Music has been a part of my life for a very long time. I started playing the flute almost on a whim when I was in high school; I had no idea I would form such a deep love and connection with it. I’ve been playing flute ever since, and while I didn’t choose to turn my passion for the flute into a career it’s still a huge part of my life.
This month, I wanted to share some of my favorite flautists, the ones who, in my opinion, are some of the greatest of all time.
The child of two architects, William was destined to be a creative mind. He studied under the famed English flautist Geoffrey Gilbert and attended the Guildhall School of Music and Drama. Bennett accepted the first principal flute position at BBC Northern Orchestra (which is currently the BBC Philharmonic) when he was just twenty two years old. Bennett is not only an excellent musician, but he is also an innovator. The Altus-Bennett Scale is based on his work and is hailed as a scale that “offers excellent intonation, carefully tuned harmonics, and balanced registers.” William Bennett received the National Flute Association’s Lifetime Achievement Award in 2002.
Matt Molloy (1947-)
Matt began playing the flute when he was eight years old, and won the All-Ireland Flute Championship just ten years later at age 18. He reigns from Ballaghaderreen, County Roscommon, which is an area that has a legacy of creating extraordinarily talented flute players. He is world renowned and his piping technique is known to have been influential to several contemporary flautists. Matt founded the folk group, The Bothy Band and has worked on several notable music projects, including working with the Irish Chamber Orchestra.

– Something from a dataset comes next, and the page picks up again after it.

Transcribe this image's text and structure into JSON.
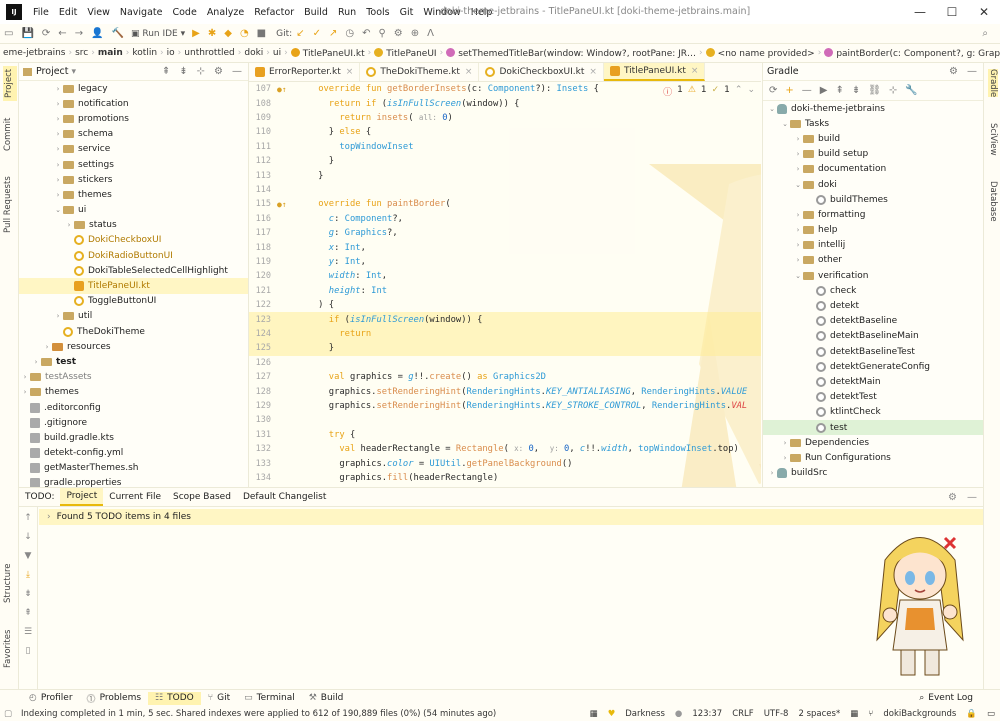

Watazumi Doso Roshi(1910 – 1992)
Watazumi Doso played the Japanese bamboo flute, and was a master of his craft. The bamboo flute that Doso Roshi played is incredibly interesting because it was actually used by a sect of Zen priests as a disguised weapon.
Doso Roshi was a pupil of Rinzai school, which is one of the sects of Zen in Japanese buddhism, and obtained the title of Roshi in his lifetime. He later shunned the traditional Zen practice, and devised his own practice of breathing training and vigorous exercise. Doso Roshi did not regard himself strictly as a “musician”. He believed his practice was directly related to his dedication to his vigorous physical discipline.
Check back next month to discover a few more of my favorite famed flautists!